I'm going to disagree with duckthing about using the registry. It's fairly easy to add keys to registry without needing to write an installer. You can use the windows api HOWEVER you need to be sure you know what your doing. You'd could use the windows api to read the key. You'd have to encrypt the key value so that it's not that easy to change though.

Yes, you're absolutely right. I wasn't thinking clearly! What the workbook could do, then, is to first check to see if the appropriate key exists. If it doesn't, the workbook can assume this is the first time it's being run, and set up the necessary key. And, of course, he'd need to make sure his code is locked for viewing.

Depending on the user's security policies, the program may not be allowed to write to the registry. But it's a starting point.

(Just to clarify, I wasn't implying that he needs to create some massive InstallShield installation process. )



 
 
Derek Smyth





PostPosted: Visual Basic for Applications (VBA), VBA registry interface Top

Hey duckthing,

Your right about having admin rights to write to the registry, the install file would fix that but then an admin guy would need to install it, and I can hear them now... 'install a spreadsheet .... He'd need to be sure the key he created was in a fairly open section.

It would be better to write the information to a file hidden somewhere on the hard drive and give in an obscure name. It's kind of tricky protecting software, where there is a will there is a way. Protecting spreadsheets is even more tricky.



 
 
duck thing

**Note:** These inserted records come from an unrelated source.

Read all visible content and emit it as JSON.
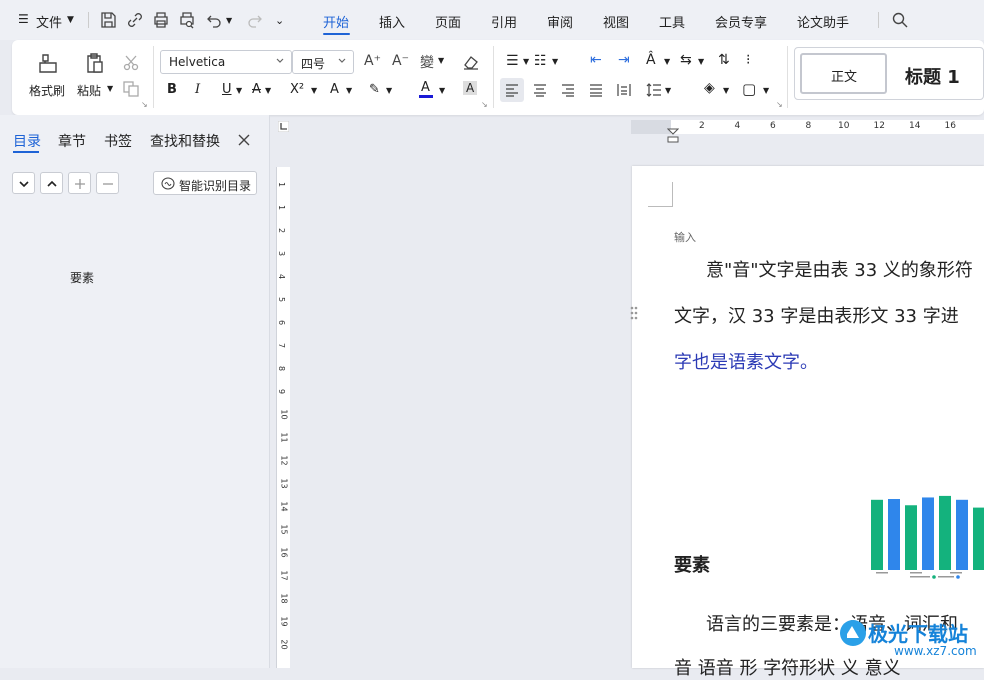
{
  "menubar": {
    "file_label": "文件",
    "tabs": [
      "开始",
      "插入",
      "页面",
      "引用",
      "审阅",
      "视图",
      "工具",
      "会员专享",
      "论文助手"
    ]
  },
  "ribbon": {
    "format_painter": "格式刷",
    "paste": "粘贴",
    "font_name": "Helvetica",
    "font_size": "四号",
    "styles": {
      "normal": "正文",
      "heading1": "标题 1"
    }
  },
  "sidebar": {
    "tabs": [
      "目录",
      "章节",
      "书签",
      "查找和替换"
    ],
    "smart_toc": "智能识别目录",
    "toc_items": [
      "要素"
    ]
  },
  "hruler": {
    "ticks": [
      "2",
      "4",
      "6",
      "8",
      "10",
      "12",
      "14",
      "16"
    ]
  },
  "vruler": {
    "ticks": [
      "1",
      "1",
      "2",
      "3",
      "4",
      "5",
      "6",
      "7",
      "8",
      "9",
      "10",
      "11",
      "12",
      "13",
      "14",
      "15",
      "16",
      "17",
      "18",
      "19",
      "20"
    ]
  },
  "document": {
    "input_label": "输入",
    "para1_line1": "意\"音\"文字是由表 33 义的象形符",
    "para1_line2": "文字，汉 33 字是由表形文 33 字进",
    "para1_line3": "字也是语素文字。",
    "heading": "要素",
    "para2_line1": "语言的三要素是：语音、词汇和",
    "para2_line2": "音 语音 形 字符形状 义 意义"
  },
  "chart": {
    "values": [
      0.9,
      0.91,
      0.83,
      0.93,
      0.95,
      0.9,
      0.8
    ],
    "colors": [
      "#14b27d",
      "#2f86eb"
    ]
  },
  "watermark": "极光下载站",
  "watermark_url": "www.xz7.com",
  "colors": {
    "accent": "#1e63d6",
    "link_text": "#2b3ab5"
  }
}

PostPosted: Visual Basic for Applications (VBA), VBA registry interface Top

It's kind of tricky protecting software, where there is a will there is a way. Protecting spreadsheets is even more tricky.

If it were easy, every software company on the planet would already be doing it! I think Microsoft's product activation process is the closest I've seen to a secure, reliable process for verifying software installations -- but it's not a model most "hobbyist" or "****" developers can implement.

Cheers!



 
 
Will Strutts





PostPosted: Visual Basic for Applications (VBA), VBA registry interface Top

What about the VBA keywords: GETSETTING and SAVESETTING which saves values in the registry.

example:

GetSetting(application,section, key, strDefault)

or

SaveSetting application,section,key, value

It saves it in a predefined place for VBA in the registry. Can't recall the exact location as my registry is locked by my admin. But it works irregardless if the registry is locked or not.